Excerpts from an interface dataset
=====
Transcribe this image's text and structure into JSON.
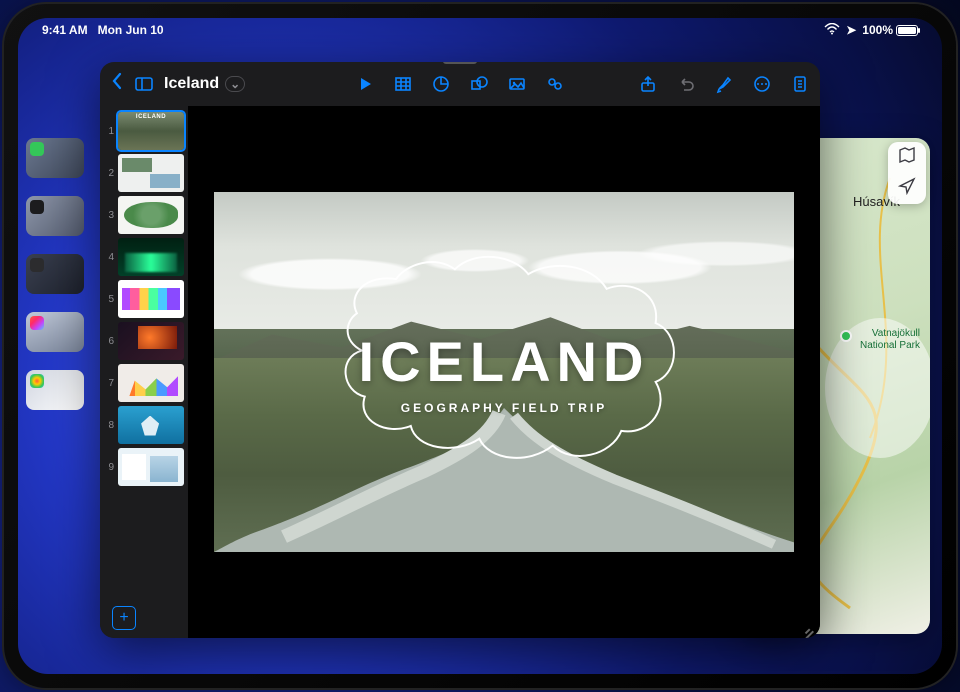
{
  "status": {
    "time": "9:41 AM",
    "date": "Mon Jun 10",
    "battery_pct": "100%"
  },
  "stage_manager": {
    "items": [
      {
        "app": "Messages"
      },
      {
        "app": "Files"
      },
      {
        "app": "Calculator"
      },
      {
        "app": "Siri Shortcuts"
      },
      {
        "app": "Photos"
      }
    ]
  },
  "maps_window": {
    "places": {
      "husavik": "Húsavík",
      "vatnajokull": "Vatnajökull\nNational Park"
    },
    "controls": {
      "mode": "map-mode",
      "locate": "locate"
    }
  },
  "keynote": {
    "document_title": "Iceland",
    "toolbar": {
      "back": "Back",
      "play": "Play",
      "table": "Table",
      "chart": "Chart",
      "shape": "Shape",
      "media": "Media",
      "comment": "Text",
      "share": "Share",
      "undo": "Undo",
      "format": "Format",
      "more": "More",
      "document": "Document"
    },
    "slides": [
      {
        "n": 1,
        "label": "ICELAND"
      },
      {
        "n": 2,
        "label": ""
      },
      {
        "n": 3,
        "label": ""
      },
      {
        "n": 4,
        "label": ""
      },
      {
        "n": 5,
        "label": ""
      },
      {
        "n": 6,
        "label": ""
      },
      {
        "n": 7,
        "label": ""
      },
      {
        "n": 8,
        "label": ""
      },
      {
        "n": 9,
        "label": ""
      }
    ],
    "selected_slide": 1,
    "add_slide_label": "+",
    "current_slide": {
      "title": "ICELAND",
      "subtitle": "GEOGRAPHY FIELD TRIP"
    }
  }
}
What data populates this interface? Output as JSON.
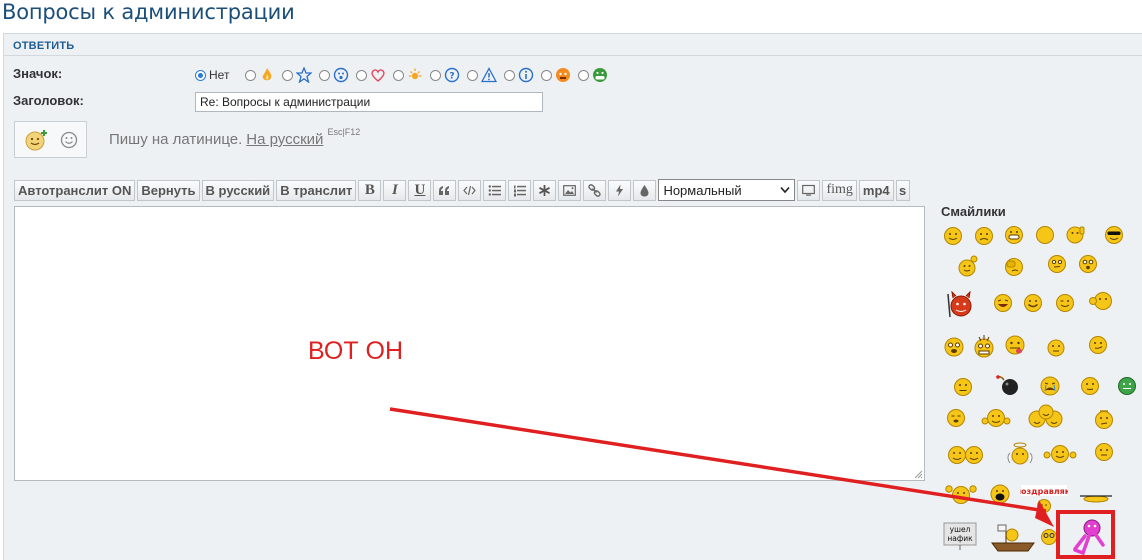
{
  "page": {
    "title": "Вопросы к администрации"
  },
  "reply": {
    "header": "ОТВЕТИТЬ",
    "icon_label": "Значок:",
    "subject_label": "Заголовок:",
    "icon_options": [
      "Нет",
      "fire-icon",
      "star-icon",
      "surprised-icon",
      "heart-icon",
      "sun-icon",
      "question-icon",
      "warning-icon",
      "info-icon",
      "angry-icon",
      "grin-icon"
    ],
    "selected_icon": "Нет",
    "subject_value": "Re: Вопросы к администрации"
  },
  "translit": {
    "status": "Пишу на латинице.",
    "link": "На русский",
    "keys": "Esc|F12"
  },
  "toolbar": {
    "autotranslit": "Автотранслит ON",
    "revert": "Вернуть",
    "to_russian": "В русский",
    "to_translit": "В транслит",
    "bold": "B",
    "italic": "I",
    "underline": "U",
    "font_size": "Нормальный",
    "fimg": "fimg",
    "mp4": "mp4",
    "s": "s"
  },
  "smilies": {
    "title": "Смайлики",
    "badge_text": "поздравляю",
    "sign_text": "ушел нафик"
  },
  "annotation": {
    "text": "ВОТ ОН",
    "color": "#e02020"
  },
  "colors": {
    "title": "#1b4f7a",
    "header": "#1f5d94",
    "panel": "#eef1f4",
    "smiley": "#f5c518"
  }
}
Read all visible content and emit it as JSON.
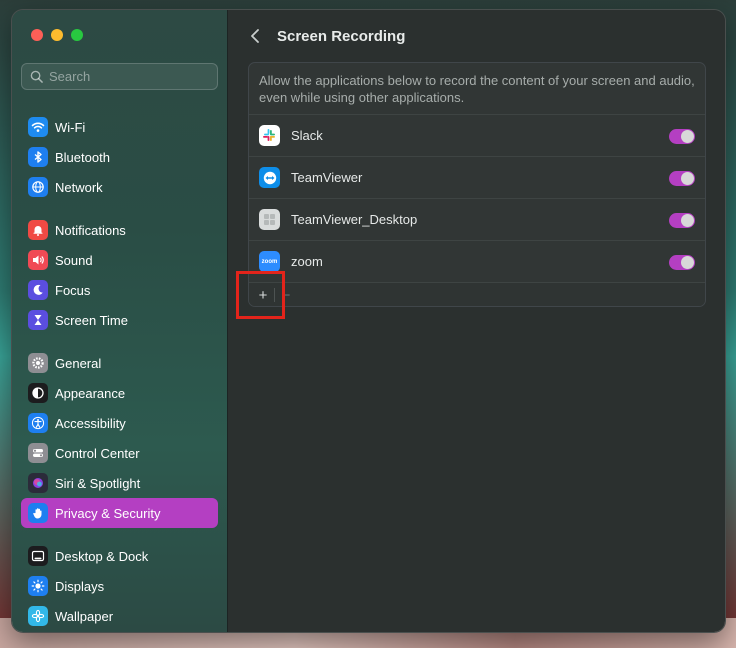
{
  "window": {
    "title": "Screen Recording"
  },
  "search": {
    "placeholder": "Search",
    "value": ""
  },
  "sidebar": {
    "groups": [
      [
        {
          "label": "Wi-Fi",
          "icon": "wifi-icon",
          "color": "#1e8bf0"
        },
        {
          "label": "Bluetooth",
          "icon": "bluetooth-icon",
          "color": "#1e7ff0"
        },
        {
          "label": "Network",
          "icon": "globe-icon",
          "color": "#1e7ff0"
        }
      ],
      [
        {
          "label": "Notifications",
          "icon": "bell-icon",
          "color": "#f04a44"
        },
        {
          "label": "Sound",
          "icon": "speaker-icon",
          "color": "#f04a55"
        },
        {
          "label": "Focus",
          "icon": "moon-icon",
          "color": "#5b4ee0"
        },
        {
          "label": "Screen Time",
          "icon": "hourglass-icon",
          "color": "#5b4ee0"
        }
      ],
      [
        {
          "label": "General",
          "icon": "gear-icon",
          "color": "#8e8e93"
        },
        {
          "label": "Appearance",
          "icon": "appearance-icon",
          "color": "#1c1c1e"
        },
        {
          "label": "Accessibility",
          "icon": "accessibility-icon",
          "color": "#1e7ff0"
        },
        {
          "label": "Control Center",
          "icon": "control-center-icon",
          "color": "#8e8e93"
        },
        {
          "label": "Siri & Spotlight",
          "icon": "siri-icon",
          "color": "#2b2b3a"
        },
        {
          "label": "Privacy & Security",
          "icon": "hand-icon",
          "color": "#1e7ff0",
          "selected": true
        }
      ],
      [
        {
          "label": "Desktop & Dock",
          "icon": "dock-icon",
          "color": "#1c1c1e"
        },
        {
          "label": "Displays",
          "icon": "sun-icon",
          "color": "#1e7ff0"
        },
        {
          "label": "Wallpaper",
          "icon": "flower-icon",
          "color": "#32b8e8"
        }
      ]
    ]
  },
  "main": {
    "description": "Allow the applications below to record the content of your screen and audio, even while using other applications.",
    "apps": [
      {
        "name": "Slack",
        "icon": "slack-icon",
        "enabled": true
      },
      {
        "name": "TeamViewer",
        "icon": "teamviewer-icon",
        "enabled": true
      },
      {
        "name": "TeamViewer_Desktop",
        "icon": "generic-app-icon",
        "enabled": true
      },
      {
        "name": "zoom",
        "icon": "zoom-icon",
        "icon_text": "zoom",
        "enabled": true
      }
    ],
    "footer": {
      "add_label": "+",
      "remove_label": "−"
    }
  },
  "colors": {
    "accent": "#b43fc2",
    "highlight": "#e3241b"
  }
}
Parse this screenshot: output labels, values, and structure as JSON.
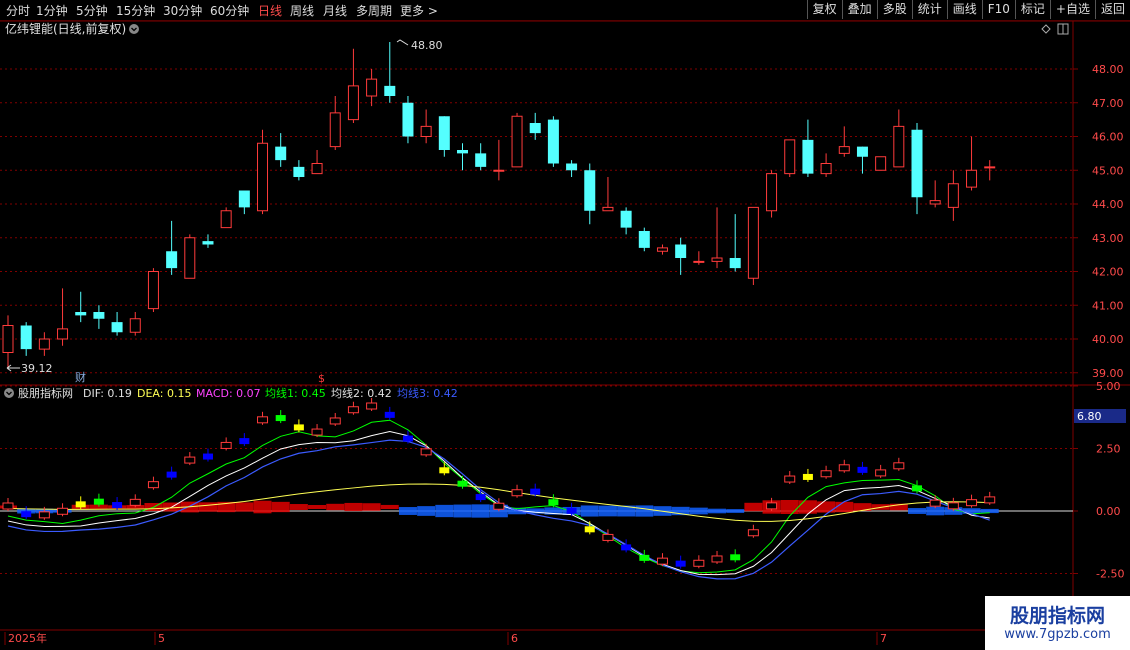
{
  "toolbar": {
    "timeframes": [
      "分时",
      "1分钟",
      "5分钟",
      "15分钟",
      "30分钟",
      "60分钟",
      "日线",
      "周线",
      "月线",
      "多周期",
      "更多 >"
    ],
    "active": "日线",
    "tools": [
      "复权",
      "叠加",
      "多股",
      "统计",
      "画线",
      "F10",
      "标记",
      "+自选",
      "返回"
    ]
  },
  "main": {
    "title": "亿纬锂能(日线,前复权)",
    "price_labels": [
      "48.00",
      "47.00",
      "46.00",
      "45.00",
      "44.00",
      "43.00",
      "42.00",
      "41.00",
      "40.00",
      "39.00"
    ],
    "high_mark": "48.80",
    "low_mark": "39.12",
    "marker_cai": "财",
    "marker_dollar": "$"
  },
  "indicator": {
    "name": "股朋指标网",
    "dif": "DIF: 0.19",
    "dea": "DEA: 0.15",
    "macd": "MACD: 0.07",
    "ma1": "均线1: 0.45",
    "ma2": "均线2: 0.42",
    "ma3": "均线3: 0.42",
    "top_value": "6.80",
    "levels": [
      "5.00",
      "2.50",
      "0.00",
      "-2.50"
    ]
  },
  "dates": {
    "year": "2025年",
    "months": [
      "5",
      "6",
      "7"
    ]
  },
  "watermark": {
    "title": "股朋指标网",
    "url": "www.7gpzb.com"
  },
  "colors": {
    "up": "#ff3b3b",
    "down": "#54ffff",
    "cyan": "#54ffff",
    "blue": "#0000ff",
    "yellow": "#ffff00",
    "green": "#00ff00",
    "grid": "#800000"
  },
  "candles": [
    [
      39.6,
      40.4,
      40.7,
      39.1
    ],
    [
      40.4,
      39.7,
      40.5,
      39.5
    ],
    [
      39.7,
      40.0,
      40.2,
      39.5
    ],
    [
      40.0,
      40.3,
      41.5,
      39.8
    ],
    [
      40.8,
      40.7,
      41.4,
      40.5
    ],
    [
      40.8,
      40.6,
      41.0,
      40.3
    ],
    [
      40.5,
      40.2,
      40.8,
      40.1
    ],
    [
      40.2,
      40.6,
      40.8,
      40.1
    ],
    [
      40.9,
      42.0,
      42.1,
      40.8
    ],
    [
      42.6,
      42.1,
      43.5,
      41.9
    ],
    [
      41.8,
      43.0,
      43.1,
      41.8
    ],
    [
      42.9,
      42.8,
      43.1,
      42.7
    ],
    [
      43.3,
      43.8,
      43.9,
      43.3
    ],
    [
      44.4,
      43.9,
      44.4,
      43.7
    ],
    [
      43.8,
      45.8,
      46.2,
      43.7
    ],
    [
      45.7,
      45.3,
      46.1,
      45.1
    ],
    [
      45.1,
      44.8,
      45.3,
      44.7
    ],
    [
      44.9,
      45.2,
      45.6,
      44.9
    ],
    [
      45.7,
      46.7,
      47.2,
      45.6
    ],
    [
      46.5,
      47.5,
      48.6,
      46.4
    ],
    [
      47.2,
      47.7,
      48.0,
      46.9
    ],
    [
      47.5,
      47.2,
      48.8,
      47.0
    ],
    [
      47.0,
      46.0,
      47.2,
      45.8
    ],
    [
      46.0,
      46.3,
      46.8,
      45.8
    ],
    [
      46.6,
      45.6,
      46.6,
      45.4
    ],
    [
      45.6,
      45.5,
      45.8,
      45.0
    ],
    [
      45.5,
      45.1,
      45.8,
      45.0
    ],
    [
      45.0,
      45.0,
      45.9,
      44.7
    ],
    [
      45.1,
      46.6,
      46.7,
      45.1
    ],
    [
      46.4,
      46.1,
      46.7,
      45.9
    ],
    [
      46.5,
      45.2,
      46.6,
      45.1
    ],
    [
      45.2,
      45.0,
      45.3,
      44.8
    ],
    [
      45.0,
      43.8,
      45.2,
      43.4
    ],
    [
      43.8,
      43.9,
      44.8,
      43.8
    ],
    [
      43.8,
      43.3,
      43.9,
      43.1
    ],
    [
      43.2,
      42.7,
      43.3,
      42.6
    ],
    [
      42.6,
      42.7,
      42.8,
      42.5
    ],
    [
      42.8,
      42.4,
      43.0,
      41.9
    ],
    [
      42.3,
      42.3,
      42.6,
      42.2
    ],
    [
      42.3,
      42.4,
      43.9,
      42.1
    ],
    [
      42.4,
      42.1,
      43.7,
      42.0
    ],
    [
      41.8,
      43.9,
      43.9,
      41.6
    ],
    [
      43.8,
      44.9,
      45.0,
      43.6
    ],
    [
      44.9,
      45.9,
      45.9,
      44.8
    ],
    [
      45.9,
      44.9,
      46.5,
      44.8
    ],
    [
      44.9,
      45.2,
      45.5,
      44.8
    ],
    [
      45.5,
      45.7,
      46.3,
      45.4
    ],
    [
      45.7,
      45.4,
      45.7,
      44.9
    ],
    [
      45.0,
      45.4,
      45.4,
      45.0
    ],
    [
      45.1,
      46.3,
      46.8,
      45.1
    ],
    [
      46.2,
      44.2,
      46.4,
      43.7
    ],
    [
      44.0,
      44.1,
      44.7,
      43.9
    ],
    [
      43.9,
      44.6,
      45.0,
      43.5
    ],
    [
      44.5,
      45.0,
      46.0,
      44.4
    ],
    [
      45.1,
      45.1,
      45.3,
      44.7
    ]
  ]
}
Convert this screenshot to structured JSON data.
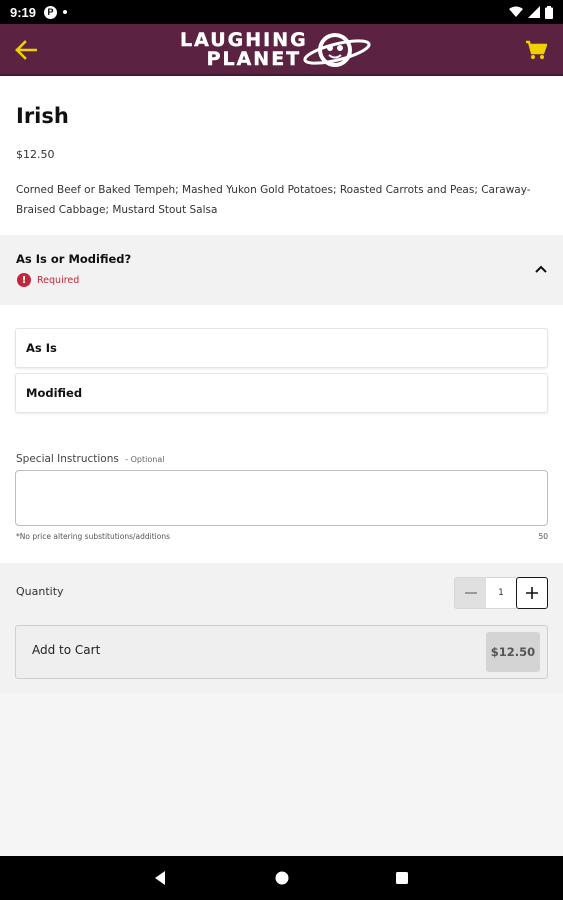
{
  "status_bar": {
    "time": "9:19",
    "notification_icon": "P"
  },
  "app_bar": {
    "logo_line1": "LAUGHING",
    "logo_line2": "PLANET",
    "back_icon": "arrow-left-icon",
    "cart_icon": "shopping-cart-icon",
    "accent_color": "#f0d000",
    "brand_color": "#5b2341"
  },
  "item": {
    "title": "Irish",
    "price": "$12.50",
    "description": "Corned Beef or Baked Tempeh; Mashed Yukon Gold Potatoes; Roasted Carrots and Peas; Caraway-Braised Cabbage; Mustard Stout Salsa"
  },
  "modifier_group": {
    "title": "As Is or Modified?",
    "required_label": "Required",
    "required_color": "#c0283a",
    "options": [
      {
        "label": "As Is"
      },
      {
        "label": "Modified"
      }
    ]
  },
  "special_instructions": {
    "label": "Special Instructions",
    "optional_label": "- Optional",
    "value": "",
    "hint": "*No price altering substitutions/additions",
    "char_limit": "50"
  },
  "quantity": {
    "label": "Quantity",
    "value": "1"
  },
  "add_to_cart": {
    "label": "Add to Cart",
    "price": "$12.50"
  }
}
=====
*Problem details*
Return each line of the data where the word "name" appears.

*Solution for this task*
        "name": "Slack",
        "name": "TeamViewer",
        "name": "TeamViewer_Desktop",
        "name": "zoom",
    "name": "股朋指标网",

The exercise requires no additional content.